1 For extended discussions of this subject, see Wanda M. Corn, The Great American Thing: Modern Art and National Identity, 1915–1935 (University of California Press, Berkeley, 1999), pp. 293–337; and Kristina Wilson, “Ambivalence, Irony, and Americana: Charles Sheeler’s ‘American Interiors.’” Winterthur Portfolio: A Journal of American Material Culture, vol. 45, no. 4 (Winter 2011), pp. 249–276. 2 Quoted in Constance Rourke, Charles Sheeler: Artist in the American Tradition (Harcourt, Brace and Co., New York, 1938), p. 136. Sheeler also wrote, “The forms of the Pennsylvania barn are of interest because of the evidence that they served the necessity of the people who built them. Forms created by industry to meet its needs also carry conviction and claim the attraction of the artist for the same reasons.” Sheeler, manuscript autobiography, Charles Sheeler Papers, Archives of American Art, Smithsonian Institution, reel NSH1, frame 101. 3 Sheeler stated, “Anything that works efficiently is beautiful. Barns and machinery are thus beautiful.” Charles Sheeler Papers, reel NSH1, frame 324. 4 Georgia O’Keeffe to Mitchell Kennerley, January 20, 1929, Mitchell Kennerley Papers, New York Public Library; quoted in Roxana Robinson, Georgia O’Keeffe: A Life (Harper & Row, New York, 1989), p. 19. 5 Quoted in Rourke, Charles Sheeler: Artist in the American Tradition, p. 99. 6 Critic Henry McBride compared the drawing for Barn Abstraction to work by Pablo Picasso. See McBride, New York Sun, February 22, 1919 (Henry McBride Papers, Archives of American Art, reel NMcB2, frame 304). Sheeler stated, “The artist may learn much from the contrasting surfaces employed in this architecture—wood, stone, plaster. Contrasting surfaces may contribute much to a picture, not merely to create interesting variations but for the actual design. A given texture, as of rough stone, may hold the attention by its rich complications and so give emphasis or depth which could not otherwise exist. A smooth texture may bring about a quickened tempo which may be essential to the whole.” Quoted in Rourke, Charles Sheeler: Artist in the American Tradition, p. 98. 7 Andrew Hemingway, The Mysticism of Money: Precisionist Painting and Machine Age America (Periscope, Pittsburgh, 2013), p. 201. 8 O’Keeffe wrote: “When I arrived at Lake George I painted a horse’s skull—then another horse’s skull and then another horse’s skull. In my Amarillo days cows had been so much a part of that country I couldn’t think of it without them. As I was working I thought of the city men I had been seeing in the East. They talked so often of writing the Great American Novel—the Great American Play—The Great American Poetry. I am not sure that they aspired to the Great American Painting. Cézanne was so much in the air that I think the Great American Painting didn’t even seem a possible dream. . . . I was quite excited over our country and I knew that at that time almost any one of those great minds would have been living in Europe if it had been possible for them. They didn’t even want to live in New York—how was the Great American Thing going to happen? So as I painted along on my cow’s skull on blue I thought to myself, ‘I’ll make it an American painting. They will not think it great with the red stripes down the sides—Red, White, and Blue—but they will notice it.’” Quoted in Corn, The Great American Thing, pp. 287–288.
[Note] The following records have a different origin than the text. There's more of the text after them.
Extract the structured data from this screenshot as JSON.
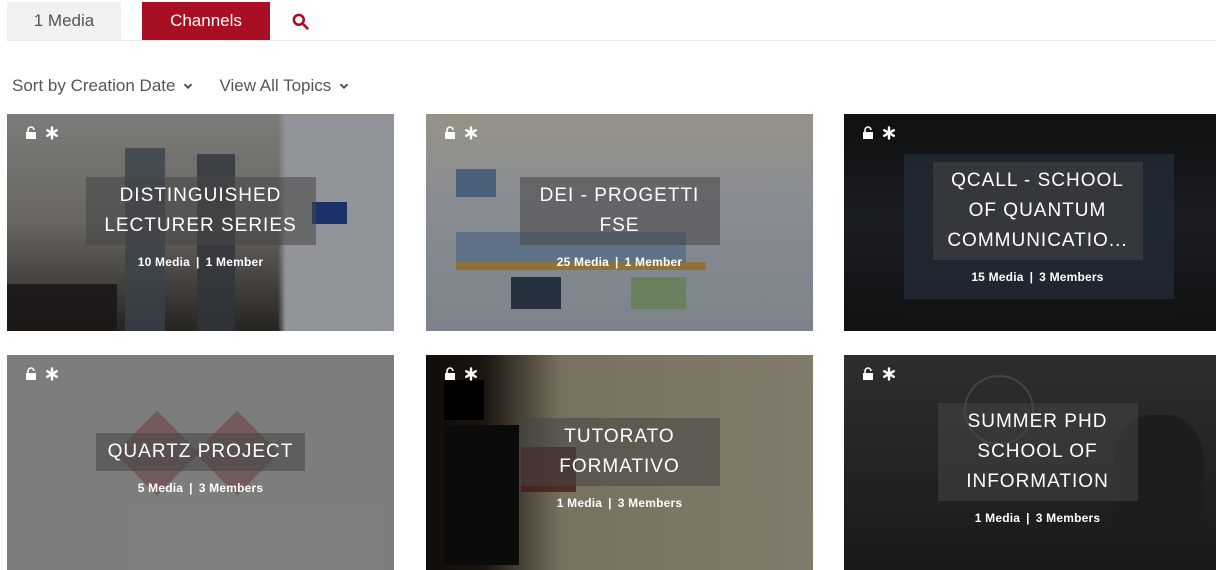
{
  "tabs": {
    "media": "1 Media",
    "channels": "Channels"
  },
  "filters": {
    "sort": "Sort by Creation Date",
    "topics": "View All Topics"
  },
  "channels": [
    {
      "title": "DISTINGUISHED LECTURER SERIES",
      "media": "10 Media",
      "members": "1 Member"
    },
    {
      "title": "DEI - PROGETTI FSE",
      "media": "25 Media",
      "members": "1 Member"
    },
    {
      "title": "QCALL - SCHOOL OF QUANTUM COMMUNICATIO...",
      "media": "15 Media",
      "members": "3 Members"
    },
    {
      "title": "QUARTZ PROJECT",
      "media": "5 Media",
      "members": "3 Members"
    },
    {
      "title": "TUTORATO FORMATIVO",
      "media": "1 Media",
      "members": "3 Members"
    },
    {
      "title": "SUMMER PHD SCHOOL OF INFORMATION",
      "media": "1 Media",
      "members": "3 Members"
    }
  ],
  "colors": {
    "accent": "#a80f23"
  }
}
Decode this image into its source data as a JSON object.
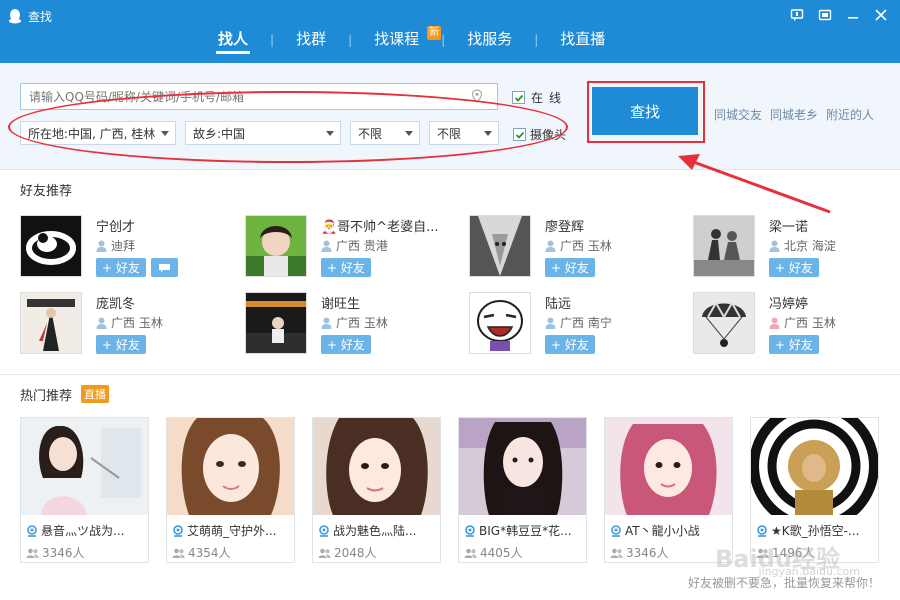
{
  "window": {
    "title": "查找"
  },
  "tabs": [
    {
      "label": "找人",
      "active": true
    },
    {
      "label": "找群"
    },
    {
      "label": "找课程",
      "badge": "新"
    },
    {
      "label": "找服务"
    },
    {
      "label": "找直播"
    }
  ],
  "search": {
    "placeholder": "请输入QQ号码/昵称/关键词/手机号/邮箱",
    "online_label": "在线",
    "online_checked": true,
    "location": "所在地:中国, 广西, 桂林",
    "hometown": "故乡:中国",
    "filter1": "不限",
    "filter2": "不限",
    "camera_label": "摄像头",
    "camera_checked": true,
    "button": "查找",
    "links": [
      "同城交友",
      "同城老乡",
      "附近的人"
    ]
  },
  "friends": {
    "title": "好友推荐",
    "add_label": "+ 好友",
    "items": [
      {
        "name": "宁创才",
        "location": "迪拜",
        "avatar": "swirl"
      },
      {
        "name": "🎅哥不帅^老婆自...",
        "location": "广西 贵港",
        "avatar": "boy-green"
      },
      {
        "name": "廖登辉",
        "location": "广西 玉林",
        "avatar": "gray-hair"
      },
      {
        "name": "梁一诺",
        "location": "北京 海淀",
        "avatar": "dancers"
      },
      {
        "name": "庞凯冬",
        "location": "广西 玉林",
        "avatar": "poster"
      },
      {
        "name": "谢旺生",
        "location": "广西 玉林",
        "avatar": "dark-room"
      },
      {
        "name": "陆远",
        "location": "广西 南宁",
        "avatar": "cartoon"
      },
      {
        "name": "冯婷婷",
        "location": "广西 玉林",
        "avatar": "parachute"
      }
    ]
  },
  "hot": {
    "title": "热门推荐",
    "badge": "直播",
    "items": [
      {
        "title": "悬音灬ツ战为...",
        "count": "3346人"
      },
      {
        "title": "艾萌萌_守护外...",
        "count": "4354人"
      },
      {
        "title": "战为魅色灬陆...",
        "count": "2048人"
      },
      {
        "title": "BIG*韩豆豆*花...",
        "count": "4405人"
      },
      {
        "title": "AT丶龍小小战",
        "count": "3346人"
      },
      {
        "title": "★K歌_孙悟空-...",
        "count": "1496人"
      }
    ]
  },
  "footer": {
    "text": "好友被删不要急，批量恢复来帮你！"
  },
  "watermark": {
    "main": "Baidu经验",
    "sub": "jingyan.baidu.com"
  },
  "colors": {
    "primary": "#1f8ad6",
    "annotation": "#e8303a",
    "badge": "#f39a1b"
  }
}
EMMA ACKER is associate curator of American art for the Fine Arts Museums of San Francisco.